Search the material for lines containing the word "Friday", and copy each one.

---------- Provided data

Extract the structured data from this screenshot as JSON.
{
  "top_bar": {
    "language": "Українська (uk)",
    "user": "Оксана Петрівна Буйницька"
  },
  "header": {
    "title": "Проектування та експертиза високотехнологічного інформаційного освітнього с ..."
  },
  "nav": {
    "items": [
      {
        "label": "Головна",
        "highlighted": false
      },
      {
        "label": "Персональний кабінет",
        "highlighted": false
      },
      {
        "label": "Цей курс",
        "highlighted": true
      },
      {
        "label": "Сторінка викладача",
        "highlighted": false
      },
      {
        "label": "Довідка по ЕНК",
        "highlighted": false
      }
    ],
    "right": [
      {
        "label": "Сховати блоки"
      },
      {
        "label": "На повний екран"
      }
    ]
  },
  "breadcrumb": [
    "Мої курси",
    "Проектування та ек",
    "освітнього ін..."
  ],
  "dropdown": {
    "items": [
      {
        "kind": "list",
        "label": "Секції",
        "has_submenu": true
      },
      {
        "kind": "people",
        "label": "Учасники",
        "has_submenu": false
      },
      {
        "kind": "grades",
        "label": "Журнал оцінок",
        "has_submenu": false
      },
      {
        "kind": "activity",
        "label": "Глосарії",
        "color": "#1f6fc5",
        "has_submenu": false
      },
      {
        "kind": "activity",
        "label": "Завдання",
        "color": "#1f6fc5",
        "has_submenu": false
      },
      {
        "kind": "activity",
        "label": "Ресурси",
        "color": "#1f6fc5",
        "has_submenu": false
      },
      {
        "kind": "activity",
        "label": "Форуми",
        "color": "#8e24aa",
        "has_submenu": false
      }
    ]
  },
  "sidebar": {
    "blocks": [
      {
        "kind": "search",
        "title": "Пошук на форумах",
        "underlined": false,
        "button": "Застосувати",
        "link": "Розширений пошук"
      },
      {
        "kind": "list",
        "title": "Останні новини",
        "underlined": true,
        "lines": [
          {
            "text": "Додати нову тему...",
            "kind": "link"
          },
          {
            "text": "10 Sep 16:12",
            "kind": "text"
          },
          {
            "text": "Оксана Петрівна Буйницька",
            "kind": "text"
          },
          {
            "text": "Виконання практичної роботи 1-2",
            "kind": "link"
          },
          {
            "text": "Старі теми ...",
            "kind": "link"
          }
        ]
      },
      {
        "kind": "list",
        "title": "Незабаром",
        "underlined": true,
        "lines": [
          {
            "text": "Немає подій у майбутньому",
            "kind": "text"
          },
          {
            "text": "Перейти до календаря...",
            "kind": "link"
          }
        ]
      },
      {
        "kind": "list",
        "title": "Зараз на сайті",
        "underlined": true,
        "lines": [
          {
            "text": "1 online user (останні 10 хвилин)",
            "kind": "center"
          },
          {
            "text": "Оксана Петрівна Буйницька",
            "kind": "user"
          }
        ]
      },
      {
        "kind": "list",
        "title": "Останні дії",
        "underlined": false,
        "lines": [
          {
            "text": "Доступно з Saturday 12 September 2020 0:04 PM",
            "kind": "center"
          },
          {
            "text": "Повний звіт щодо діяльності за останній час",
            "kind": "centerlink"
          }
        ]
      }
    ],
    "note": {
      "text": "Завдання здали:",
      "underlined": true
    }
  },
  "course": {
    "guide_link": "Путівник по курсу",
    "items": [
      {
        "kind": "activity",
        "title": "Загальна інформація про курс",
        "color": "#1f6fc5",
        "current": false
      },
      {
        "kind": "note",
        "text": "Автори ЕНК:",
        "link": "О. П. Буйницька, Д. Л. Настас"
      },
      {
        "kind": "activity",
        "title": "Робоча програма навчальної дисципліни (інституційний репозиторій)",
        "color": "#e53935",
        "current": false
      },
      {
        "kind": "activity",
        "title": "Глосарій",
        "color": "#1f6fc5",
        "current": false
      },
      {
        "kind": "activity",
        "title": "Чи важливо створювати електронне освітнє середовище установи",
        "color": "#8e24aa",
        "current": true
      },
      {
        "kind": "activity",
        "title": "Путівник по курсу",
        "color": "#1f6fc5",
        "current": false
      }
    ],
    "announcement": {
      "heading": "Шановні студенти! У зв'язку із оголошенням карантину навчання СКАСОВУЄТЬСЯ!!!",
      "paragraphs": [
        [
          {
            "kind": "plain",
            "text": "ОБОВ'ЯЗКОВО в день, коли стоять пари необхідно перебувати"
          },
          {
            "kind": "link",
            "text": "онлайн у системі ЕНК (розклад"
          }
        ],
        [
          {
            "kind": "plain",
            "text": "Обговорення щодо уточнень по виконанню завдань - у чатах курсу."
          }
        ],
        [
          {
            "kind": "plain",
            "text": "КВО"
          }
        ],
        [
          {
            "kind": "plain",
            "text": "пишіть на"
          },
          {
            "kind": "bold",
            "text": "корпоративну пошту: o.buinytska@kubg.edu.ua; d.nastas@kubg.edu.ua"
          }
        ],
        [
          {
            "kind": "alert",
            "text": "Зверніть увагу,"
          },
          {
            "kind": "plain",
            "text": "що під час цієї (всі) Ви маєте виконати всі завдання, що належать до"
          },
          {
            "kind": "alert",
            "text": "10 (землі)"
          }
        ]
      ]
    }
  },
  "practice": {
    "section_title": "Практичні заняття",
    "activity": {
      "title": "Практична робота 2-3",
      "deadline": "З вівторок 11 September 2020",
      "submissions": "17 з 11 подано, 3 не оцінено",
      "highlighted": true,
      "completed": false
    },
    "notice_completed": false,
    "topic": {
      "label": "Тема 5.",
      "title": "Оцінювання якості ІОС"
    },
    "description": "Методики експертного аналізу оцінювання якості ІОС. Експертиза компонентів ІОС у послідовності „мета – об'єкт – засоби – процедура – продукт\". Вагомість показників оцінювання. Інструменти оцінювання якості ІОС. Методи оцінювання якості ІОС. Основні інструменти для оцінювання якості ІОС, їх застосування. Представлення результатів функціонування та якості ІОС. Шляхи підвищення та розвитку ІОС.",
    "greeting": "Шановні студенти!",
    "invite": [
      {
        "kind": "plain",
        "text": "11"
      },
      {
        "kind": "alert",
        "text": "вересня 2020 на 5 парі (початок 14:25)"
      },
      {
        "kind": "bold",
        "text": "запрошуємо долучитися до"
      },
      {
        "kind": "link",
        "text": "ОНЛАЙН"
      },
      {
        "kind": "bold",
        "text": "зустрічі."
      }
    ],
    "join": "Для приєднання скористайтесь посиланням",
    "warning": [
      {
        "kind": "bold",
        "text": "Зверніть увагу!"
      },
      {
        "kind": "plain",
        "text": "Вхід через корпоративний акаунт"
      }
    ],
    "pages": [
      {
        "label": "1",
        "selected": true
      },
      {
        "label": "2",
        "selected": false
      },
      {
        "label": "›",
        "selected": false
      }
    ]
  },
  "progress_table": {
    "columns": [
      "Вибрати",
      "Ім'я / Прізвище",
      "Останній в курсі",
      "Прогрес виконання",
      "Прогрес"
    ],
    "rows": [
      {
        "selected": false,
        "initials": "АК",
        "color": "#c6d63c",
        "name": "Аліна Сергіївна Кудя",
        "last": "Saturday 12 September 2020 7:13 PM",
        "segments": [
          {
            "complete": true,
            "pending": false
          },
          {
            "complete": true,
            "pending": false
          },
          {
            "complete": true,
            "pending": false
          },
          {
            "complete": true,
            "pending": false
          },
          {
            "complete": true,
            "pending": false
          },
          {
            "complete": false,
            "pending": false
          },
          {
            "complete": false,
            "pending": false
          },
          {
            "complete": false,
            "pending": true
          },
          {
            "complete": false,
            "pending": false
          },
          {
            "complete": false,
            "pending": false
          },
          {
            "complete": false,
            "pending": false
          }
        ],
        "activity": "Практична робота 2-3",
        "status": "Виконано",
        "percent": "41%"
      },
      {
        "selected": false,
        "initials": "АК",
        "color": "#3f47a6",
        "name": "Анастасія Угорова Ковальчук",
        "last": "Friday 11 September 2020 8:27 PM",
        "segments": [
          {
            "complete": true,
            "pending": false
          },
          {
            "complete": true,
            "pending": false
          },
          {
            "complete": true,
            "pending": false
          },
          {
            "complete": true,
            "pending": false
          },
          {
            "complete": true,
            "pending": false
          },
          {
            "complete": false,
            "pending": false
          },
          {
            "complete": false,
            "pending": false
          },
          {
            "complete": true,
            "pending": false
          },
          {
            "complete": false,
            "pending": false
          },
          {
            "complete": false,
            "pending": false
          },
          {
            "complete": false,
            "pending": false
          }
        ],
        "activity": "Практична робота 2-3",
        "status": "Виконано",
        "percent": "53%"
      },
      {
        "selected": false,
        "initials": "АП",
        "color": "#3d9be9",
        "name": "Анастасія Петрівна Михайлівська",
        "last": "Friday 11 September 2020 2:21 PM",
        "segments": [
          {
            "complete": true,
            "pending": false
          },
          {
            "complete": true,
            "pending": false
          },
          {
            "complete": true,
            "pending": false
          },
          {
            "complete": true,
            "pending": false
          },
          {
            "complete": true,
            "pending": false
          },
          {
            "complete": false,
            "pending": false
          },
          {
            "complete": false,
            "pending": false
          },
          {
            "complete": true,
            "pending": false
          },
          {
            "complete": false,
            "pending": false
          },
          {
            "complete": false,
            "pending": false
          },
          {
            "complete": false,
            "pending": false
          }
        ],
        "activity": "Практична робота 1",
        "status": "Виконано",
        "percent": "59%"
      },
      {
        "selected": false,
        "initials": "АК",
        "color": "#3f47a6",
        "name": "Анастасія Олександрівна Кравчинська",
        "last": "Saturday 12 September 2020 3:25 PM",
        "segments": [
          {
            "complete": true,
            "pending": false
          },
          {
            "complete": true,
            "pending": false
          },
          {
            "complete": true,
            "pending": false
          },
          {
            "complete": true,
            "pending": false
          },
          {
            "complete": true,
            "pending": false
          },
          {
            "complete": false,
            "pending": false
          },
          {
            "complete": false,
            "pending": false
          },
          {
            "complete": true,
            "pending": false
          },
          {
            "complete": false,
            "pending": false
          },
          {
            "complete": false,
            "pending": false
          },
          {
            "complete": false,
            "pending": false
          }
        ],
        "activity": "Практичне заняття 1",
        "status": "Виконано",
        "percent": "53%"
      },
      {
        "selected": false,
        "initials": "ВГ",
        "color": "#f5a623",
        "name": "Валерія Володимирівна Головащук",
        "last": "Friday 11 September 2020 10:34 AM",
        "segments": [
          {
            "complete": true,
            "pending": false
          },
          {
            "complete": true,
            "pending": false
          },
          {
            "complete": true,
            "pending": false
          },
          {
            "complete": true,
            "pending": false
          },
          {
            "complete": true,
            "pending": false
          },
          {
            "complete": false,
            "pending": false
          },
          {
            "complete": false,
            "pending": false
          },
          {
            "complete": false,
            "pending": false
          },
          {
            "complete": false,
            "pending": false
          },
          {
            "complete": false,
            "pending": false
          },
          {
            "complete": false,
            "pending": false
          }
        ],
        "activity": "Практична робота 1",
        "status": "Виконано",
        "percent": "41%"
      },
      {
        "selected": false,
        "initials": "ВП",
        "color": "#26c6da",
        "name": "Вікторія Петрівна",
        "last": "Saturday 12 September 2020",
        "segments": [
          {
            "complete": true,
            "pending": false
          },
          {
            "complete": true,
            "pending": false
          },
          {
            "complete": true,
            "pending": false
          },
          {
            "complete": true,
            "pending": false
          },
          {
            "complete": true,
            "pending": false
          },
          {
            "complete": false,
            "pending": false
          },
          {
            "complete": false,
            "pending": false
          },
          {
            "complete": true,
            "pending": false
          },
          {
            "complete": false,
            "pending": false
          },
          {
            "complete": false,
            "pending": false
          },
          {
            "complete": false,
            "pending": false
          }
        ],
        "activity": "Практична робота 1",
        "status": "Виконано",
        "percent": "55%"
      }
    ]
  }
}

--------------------

▶ Task response:
        "last": "Friday 11 September 2020 8:27 PM",
        "last": "Friday 11 September 2020 2:21 PM",
        "last": "Friday 11 September 2020 10:34 AM",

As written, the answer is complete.